Aside from loving the taste of basil in numerous dishes that I cook, its ‘royal’ stature can be upheld by all the health benefits it boasts. For example, did you know that there are flavonoids in basil that protect against radiation and free radicals that can destroy cell structures and chromosomes? By sprinkling fresh basil in a salad for instance, the herb inhibits the growth of food-borne disease bacteria, like listeria, staphylococcus and E.coli.
This leafy green herb contains an essential oil, eugenol, which has the ability to block inflammatory enzymes (better known as cyclooxygenase or (COX). In simple English, this is the same process that happens as a result of taking anti-inflammatory drugs such as aspirin and ibuprofen. According to Nicholas Perricone, M.D., basil has anti-aging powers and may even help alleviate symptoms of inflammatory health problems such as rheumatoid arthritis, diabetes or inflammatory bowel conditions.
Because of its high content of beta-carotene, basil may protect the lining of blood vessels from free-radical damage and helps prevent them from oxidizing cholesterol in the blood, thus inhibiting the development of
atherosclerosis and reducing the risk of heart attacks and strokes.
It is also a good source of vitamin B6 which keeps levels of homocysteine from rising and damaging blood vessel walls, again preventing cardiovascular disease. By including basil in your diet, you will be also getting magnesium, an important mineral, needed in over 300 biochemical reactions in the body. There are 56 conditions identified that can result from low magnesium levels: acid reflux, Alzheimer’s disease, brain dysfunction, kidney stones, irregular heart rhythms or spasms – to name a few.

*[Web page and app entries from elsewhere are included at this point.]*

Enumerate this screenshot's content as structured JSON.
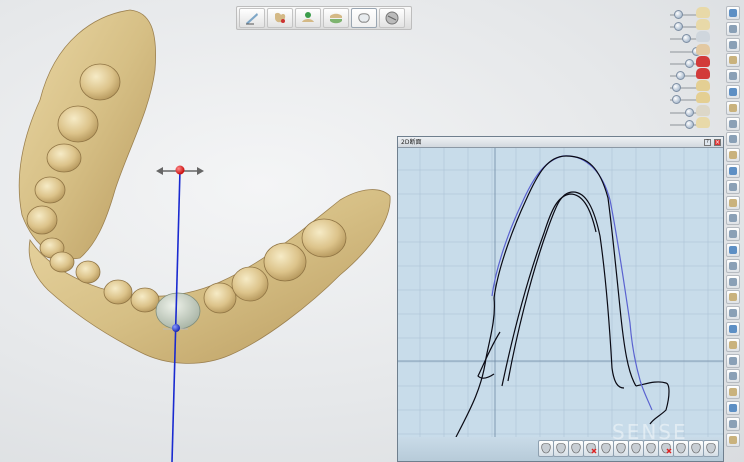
{
  "top_toolbar": {
    "tools": [
      {
        "icon": "scalpel-icon"
      },
      {
        "icon": "tooth-tools-icon"
      },
      {
        "icon": "jaw-upload-icon"
      },
      {
        "icon": "bite-alignment-icon"
      },
      {
        "icon": "crown-icon",
        "active": true
      },
      {
        "icon": "texture-sphere-icon"
      }
    ]
  },
  "right_panel": {
    "opacity_sliders": [
      {
        "swatch_color": "#e8d9a8",
        "level": 0.2
      },
      {
        "swatch_color": "#e8d9a8",
        "level": 0.2
      },
      {
        "swatch_color": "#cfd6dd",
        "level": 0.5
      },
      {
        "swatch_color": "#e3c9a2",
        "level": 0.85
      },
      {
        "swatch_color": "#d23a3a",
        "level": 0.6
      },
      {
        "swatch_color": "#d23a3a",
        "level": 0.3
      },
      {
        "swatch_color": "#e4cf93",
        "level": 0.15
      },
      {
        "swatch_color": "#e4cf93",
        "level": 0.15
      },
      {
        "swatch_color": "#dcd7c8",
        "level": 0.6
      },
      {
        "swatch_color": "#e8d9a8",
        "level": 0.6
      }
    ],
    "buttons": [
      "zoom-fit-icon",
      "expand-icon",
      "move-icon",
      "cap-icon",
      "layers-icon",
      "copy-icon",
      "copy-icon",
      "copy-icon",
      "copy-icon",
      "tooth-icon",
      "tooth-icon",
      "tooth-icon",
      "search-tooth-icon",
      "crown-icon",
      "tooth-icon",
      "tooth-icon",
      "tooth-icon",
      "warning-icon",
      "image-icon",
      "photo-icon",
      "camera-icon",
      "tooth-icon",
      "align-icon",
      "bite-icon",
      "tooth-icon",
      "color-wheel-icon",
      "tooth-icon",
      "tooth-icon"
    ]
  },
  "section_window": {
    "title": "2D断面",
    "help_label": "?",
    "close_label": "×",
    "bottom_tools": [
      "eraser-icon",
      "tooth-section-icon",
      "tooth-section-icon",
      "delete-section-icon",
      "tooth-section-icon",
      "tooth-section-icon",
      "tooth-section-icon",
      "tooth-section-icon",
      "delete-section-icon",
      "tooth-section-icon",
      "measure-icon",
      "tooth-section-icon"
    ]
  },
  "watermark": "SENSE"
}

So I hope I’ve made my point! There are many benefits to including this wonderful herb in your diet – whether it be sprinkling it fresh in a green salad, adding it to a salad dressing, tossing it into your favorite pasta sauce, stew, fish, egg, or bean dish or as I suggested, making your own homemade pesto. There are probably at least 101 ways to use basil! If you make your pesto (and yes, I’m going to give you a recipe), you can either keep it in a jar in your refrigerator for up to 2 or 3 weeks or you can freeze it for a cold wintery day.

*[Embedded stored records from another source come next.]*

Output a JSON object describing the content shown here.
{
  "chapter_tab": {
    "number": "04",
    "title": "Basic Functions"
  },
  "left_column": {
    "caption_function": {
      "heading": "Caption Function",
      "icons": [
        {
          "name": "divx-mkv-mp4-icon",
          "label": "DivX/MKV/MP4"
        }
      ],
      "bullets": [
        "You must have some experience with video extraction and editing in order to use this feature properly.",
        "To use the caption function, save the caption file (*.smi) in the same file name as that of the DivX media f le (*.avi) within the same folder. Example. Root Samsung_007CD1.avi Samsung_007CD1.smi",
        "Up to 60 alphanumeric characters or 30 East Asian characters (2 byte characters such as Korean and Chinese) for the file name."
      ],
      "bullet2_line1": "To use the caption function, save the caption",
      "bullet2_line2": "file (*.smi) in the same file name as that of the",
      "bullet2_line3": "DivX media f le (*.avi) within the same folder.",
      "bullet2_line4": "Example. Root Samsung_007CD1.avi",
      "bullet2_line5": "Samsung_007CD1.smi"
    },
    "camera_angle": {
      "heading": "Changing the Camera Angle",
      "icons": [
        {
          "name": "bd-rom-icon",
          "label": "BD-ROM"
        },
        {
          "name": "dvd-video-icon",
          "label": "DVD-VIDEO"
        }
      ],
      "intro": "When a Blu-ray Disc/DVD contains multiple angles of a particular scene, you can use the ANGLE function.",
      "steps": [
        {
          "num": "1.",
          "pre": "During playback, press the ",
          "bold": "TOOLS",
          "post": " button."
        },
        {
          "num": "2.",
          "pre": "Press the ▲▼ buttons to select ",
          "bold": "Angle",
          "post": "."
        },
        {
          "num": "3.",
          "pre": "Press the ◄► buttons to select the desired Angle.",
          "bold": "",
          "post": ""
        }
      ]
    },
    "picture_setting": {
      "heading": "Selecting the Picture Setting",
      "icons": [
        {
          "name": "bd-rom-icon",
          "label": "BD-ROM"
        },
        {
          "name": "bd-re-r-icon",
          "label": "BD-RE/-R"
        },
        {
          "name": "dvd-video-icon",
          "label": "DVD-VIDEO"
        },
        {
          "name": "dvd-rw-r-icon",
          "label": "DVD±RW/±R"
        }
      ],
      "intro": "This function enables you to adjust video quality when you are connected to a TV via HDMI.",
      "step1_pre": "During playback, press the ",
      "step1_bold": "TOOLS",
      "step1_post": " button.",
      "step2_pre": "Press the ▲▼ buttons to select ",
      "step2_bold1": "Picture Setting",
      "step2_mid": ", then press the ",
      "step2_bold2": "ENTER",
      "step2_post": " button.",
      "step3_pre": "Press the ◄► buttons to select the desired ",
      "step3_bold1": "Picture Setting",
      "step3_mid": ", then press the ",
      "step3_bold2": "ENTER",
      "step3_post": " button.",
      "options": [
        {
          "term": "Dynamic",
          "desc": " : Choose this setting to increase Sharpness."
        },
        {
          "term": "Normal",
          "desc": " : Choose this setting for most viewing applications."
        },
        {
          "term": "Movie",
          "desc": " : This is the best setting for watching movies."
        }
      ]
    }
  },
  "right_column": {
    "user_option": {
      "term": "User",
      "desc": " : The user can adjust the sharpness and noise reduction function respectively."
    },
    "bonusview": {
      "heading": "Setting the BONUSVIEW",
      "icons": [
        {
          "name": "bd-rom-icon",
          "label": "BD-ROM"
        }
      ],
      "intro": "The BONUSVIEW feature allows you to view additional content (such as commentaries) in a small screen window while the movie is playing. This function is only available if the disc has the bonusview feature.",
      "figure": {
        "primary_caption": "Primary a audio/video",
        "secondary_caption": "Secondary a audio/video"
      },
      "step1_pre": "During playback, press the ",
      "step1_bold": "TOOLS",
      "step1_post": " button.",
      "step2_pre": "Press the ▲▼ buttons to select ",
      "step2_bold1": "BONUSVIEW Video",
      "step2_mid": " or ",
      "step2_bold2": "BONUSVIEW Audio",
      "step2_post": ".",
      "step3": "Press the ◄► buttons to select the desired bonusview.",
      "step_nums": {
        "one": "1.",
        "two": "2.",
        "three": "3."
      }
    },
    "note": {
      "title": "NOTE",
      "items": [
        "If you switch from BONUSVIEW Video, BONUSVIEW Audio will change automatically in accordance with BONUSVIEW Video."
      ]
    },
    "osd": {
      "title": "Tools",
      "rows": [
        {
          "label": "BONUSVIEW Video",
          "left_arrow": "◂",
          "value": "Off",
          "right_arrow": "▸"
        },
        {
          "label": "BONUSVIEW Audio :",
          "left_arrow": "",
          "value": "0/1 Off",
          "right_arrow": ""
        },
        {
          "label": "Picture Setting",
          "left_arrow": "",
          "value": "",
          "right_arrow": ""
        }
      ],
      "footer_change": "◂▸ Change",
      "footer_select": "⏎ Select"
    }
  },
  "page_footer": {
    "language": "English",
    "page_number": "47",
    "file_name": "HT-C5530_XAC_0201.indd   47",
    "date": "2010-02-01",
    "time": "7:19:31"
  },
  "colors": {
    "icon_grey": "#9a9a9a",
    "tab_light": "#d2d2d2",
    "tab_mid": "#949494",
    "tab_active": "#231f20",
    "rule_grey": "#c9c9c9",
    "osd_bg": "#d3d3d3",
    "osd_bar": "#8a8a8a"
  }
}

So, without further ado, here’s a simple and easy recipe for pesto, adapted from Grains of Wisdom, The Callanish Cookbook, written by a dear friend of mine, Kathleen Fell.
3 cups of packed fresh basil leaves, washed and removed from the stem
2 large cloves of garlic, chopped
½ cup of roasted pine nuts, sunflower seeds, walnuts, almonds or a combination
¾ cup fresh parmesan, grated
¼ cup of freshly squeezed lemon juice
½ cup or more of extra virgin cold-pressed olive oil
Salt to taste
I throw the first four ingredients (dry stuff) into my food processor and chop it for a few seconds until everything is reduced. Next I drizzle the lemon juice and olive oil in so it turns into a lovely, green smooth paste. You may want a bit more olive oil – it just depends on how thick you want it to be. Personally, I must admit I don’t measure mine much because I just know how I want it to look!
By the way, did I mention that in Italy, basil is a token of love. And isn't that what this is all about - love for food and a passion for a happy, balanced body!
Ciao for now!